Our Greenville wrongful death attorneys will articulate how your family member’s death created economic and non-economic distress to acquire compensation on your behalf.
Your financial obligations following a wrongful death case could include the following:
- Medical bills
- Property damage
- Funeral costs
- Wage loss
The emotional impact of losing someone you love could interfere with your ability to work.
Similarly, if your family member oversaw the finances, you might feel lost as to how you will carry on and meet your obligations. Compensation for economic damages can offset some of these costs.
Psychological trauma, loss of companionship, loss of parental guidance, and emotional anguish are all examples of non-economic damages. Quantifying such damages requires thoroughly examining the impact of the decedent’s death on you and the rest of your life. While no amount of money can replace the damage a wrongful death causes, it might ease your burden enough that you can pick up the pieces of your life and move on.
The law promises to bring justice to victims of wrongful death incidents.

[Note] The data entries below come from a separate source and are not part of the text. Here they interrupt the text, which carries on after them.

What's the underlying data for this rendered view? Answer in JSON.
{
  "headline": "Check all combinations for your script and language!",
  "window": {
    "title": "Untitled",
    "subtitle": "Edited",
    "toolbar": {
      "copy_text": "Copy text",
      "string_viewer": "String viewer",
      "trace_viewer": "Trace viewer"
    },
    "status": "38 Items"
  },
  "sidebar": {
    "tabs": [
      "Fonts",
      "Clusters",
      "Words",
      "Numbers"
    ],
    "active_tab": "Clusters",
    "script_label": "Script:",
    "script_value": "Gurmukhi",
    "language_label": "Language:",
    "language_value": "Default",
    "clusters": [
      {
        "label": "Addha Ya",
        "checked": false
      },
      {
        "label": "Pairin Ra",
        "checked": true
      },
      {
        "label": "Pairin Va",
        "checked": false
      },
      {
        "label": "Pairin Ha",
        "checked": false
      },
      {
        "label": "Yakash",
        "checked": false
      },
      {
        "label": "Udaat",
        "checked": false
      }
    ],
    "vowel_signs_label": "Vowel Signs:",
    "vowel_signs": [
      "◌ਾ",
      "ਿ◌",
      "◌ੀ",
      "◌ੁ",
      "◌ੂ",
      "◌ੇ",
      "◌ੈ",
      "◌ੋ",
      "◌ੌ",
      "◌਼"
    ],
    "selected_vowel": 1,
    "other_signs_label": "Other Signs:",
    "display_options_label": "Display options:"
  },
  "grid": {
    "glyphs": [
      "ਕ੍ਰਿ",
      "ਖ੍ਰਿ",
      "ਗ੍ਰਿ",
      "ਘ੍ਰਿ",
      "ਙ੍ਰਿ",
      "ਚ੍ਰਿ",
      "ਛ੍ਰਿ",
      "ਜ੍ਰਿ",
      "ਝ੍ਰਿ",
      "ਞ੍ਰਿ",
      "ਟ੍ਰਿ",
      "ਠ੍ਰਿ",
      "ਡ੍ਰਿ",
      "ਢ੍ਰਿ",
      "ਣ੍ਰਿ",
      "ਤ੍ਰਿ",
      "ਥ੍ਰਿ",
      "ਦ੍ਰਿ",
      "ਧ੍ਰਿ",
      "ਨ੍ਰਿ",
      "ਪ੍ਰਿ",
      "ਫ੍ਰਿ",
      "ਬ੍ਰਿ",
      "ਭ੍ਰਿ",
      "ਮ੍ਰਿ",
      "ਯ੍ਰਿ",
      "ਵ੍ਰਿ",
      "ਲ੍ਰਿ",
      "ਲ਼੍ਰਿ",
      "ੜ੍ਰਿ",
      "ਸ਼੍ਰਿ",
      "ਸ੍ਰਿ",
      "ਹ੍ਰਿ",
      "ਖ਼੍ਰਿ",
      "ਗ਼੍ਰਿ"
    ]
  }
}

One way the legal system achieves this is with punitive damages. Punishing the wrongdoer through legal fines is intended to deter other people from committing similar acts.
The process of determining damage takes time. Aspects that our team will look at can include the age of your family member at the time of death as well as mental capacity and life expectancy. Our team will also assess the circumstances of your family member’s death, including the severity of the pain and the duration of suffering.
How Much Time Do You Have To File a Wrongful Death Claim in SC?
In South Carolina, you have three years from your loved one’s death to file a claim. If this statute of limitations expires, the court will dismiss your case. Your diligence in filing a claim at the earliest possible time can make a considerable difference in the outcome of your case.
One benefit of your proactivity is that you can prevent the risk of memory loss from interfering with your recollection of events. This also applies to witnesses who might contribute their statements to reinforce your case. Filing your claim in a timely manner can also improve the credibility of your story. When those involved in your case can corroborate your story with less difficulty due to the passage of time, it can aid in your ability to create a solid case.
FAQs About Wrongful Death Cases
Can more than one family member file a wrongful death claim?
Multiple members of the decedent’s family can file a wrongful death claim. However, all family member’s heirs will join as plaintiffs in one lawsuit. If family members disagree on who should take legal action and each file their own claim, the court has the option of consolidating them into one lawsuit.
Will your wrongful death case go to trial?
A wrongful death case will rarely go to trial. This route could mean more emotional distress for you because of the experience of sitting in court and hearing difficult details of the case. Many times, the defendant also wishes to avoid court so as not to draw attention to the case. Most wrongful death cases reach a settlement outside of court.
What is contributory negligence?
In cases of shared liability between parties, courts will rely on contributory negligence to determine fault. Your Greenville wrongful death attorney will carefully assess the details of your case to acquire the highest possible settlement on behalf of the decedent, you, and any other surviving family members listed as plaintiffs in the case.